Once the eggs are squeezed and ready for fertilization, we macerate the testis in 500 µl cold (on ice) L15/CS in a 1.5 ml eppendorf tube using a 1.5 ml microtube pestle. Unless haploids are being generated (see "making haploids" section), we immediately pipet the sperm suspension onto the eggs and gently mix well to ensure exposure of all the eggs to the sperm. Allow the sperm to attach to the eggs for about two-three minutes, then "activate" the fertilization by flooding the dish of embryos with 1/9xMR. The low salt solution activates the sperm. For microinjection, flood with 3% Ficoll + 1/9xMR.
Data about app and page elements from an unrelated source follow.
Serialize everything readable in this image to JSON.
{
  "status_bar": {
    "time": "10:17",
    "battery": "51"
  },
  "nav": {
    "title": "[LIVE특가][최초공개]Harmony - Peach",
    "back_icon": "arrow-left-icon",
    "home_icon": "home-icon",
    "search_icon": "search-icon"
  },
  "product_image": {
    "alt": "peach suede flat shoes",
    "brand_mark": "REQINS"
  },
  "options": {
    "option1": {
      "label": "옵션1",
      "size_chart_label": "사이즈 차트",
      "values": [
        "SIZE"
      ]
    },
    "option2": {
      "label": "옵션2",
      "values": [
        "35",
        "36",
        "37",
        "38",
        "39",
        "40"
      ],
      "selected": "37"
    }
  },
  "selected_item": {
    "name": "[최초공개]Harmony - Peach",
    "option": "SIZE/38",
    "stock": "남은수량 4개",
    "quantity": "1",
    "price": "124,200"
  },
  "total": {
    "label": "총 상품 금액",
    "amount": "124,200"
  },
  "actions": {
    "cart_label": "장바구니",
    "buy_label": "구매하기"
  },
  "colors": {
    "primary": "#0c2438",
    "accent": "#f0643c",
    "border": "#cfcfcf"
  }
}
Unlike X. laevis, we find that "turning", or the upright rotation of the animal hemisphere in the vitelline envelope, is not always a good indication of successful X. tropicalis egg fertilization. Many times we have had very good fertilization rates with little obvious turning. We often do see cortical contraction of the animal hemisphere in fertilized eggs, but the absence of either contraction or turning is not truly predictive of a failed fertilization. Usually the first cell division occurs about an hour and ten minutes after flooding the eggs. If two hours have elapsed and no cell division is seen, then the fertilization was unsuccessful.

If one needs to obtain one cell stage embryos for manipulation and therefore cannot wait until first cleavage to determine fertilization, we recommend dejellying the eggs about 30-40 minutes after flooding. Once dejellied, the fertilized eggs can usually be identified based on their rigidity, presence of sperm entry point (see microinjection protocol), and (sometimes) cortical contraction of the animal hemisphere.

Contributed by Tim Grammer and Mustafa Khokha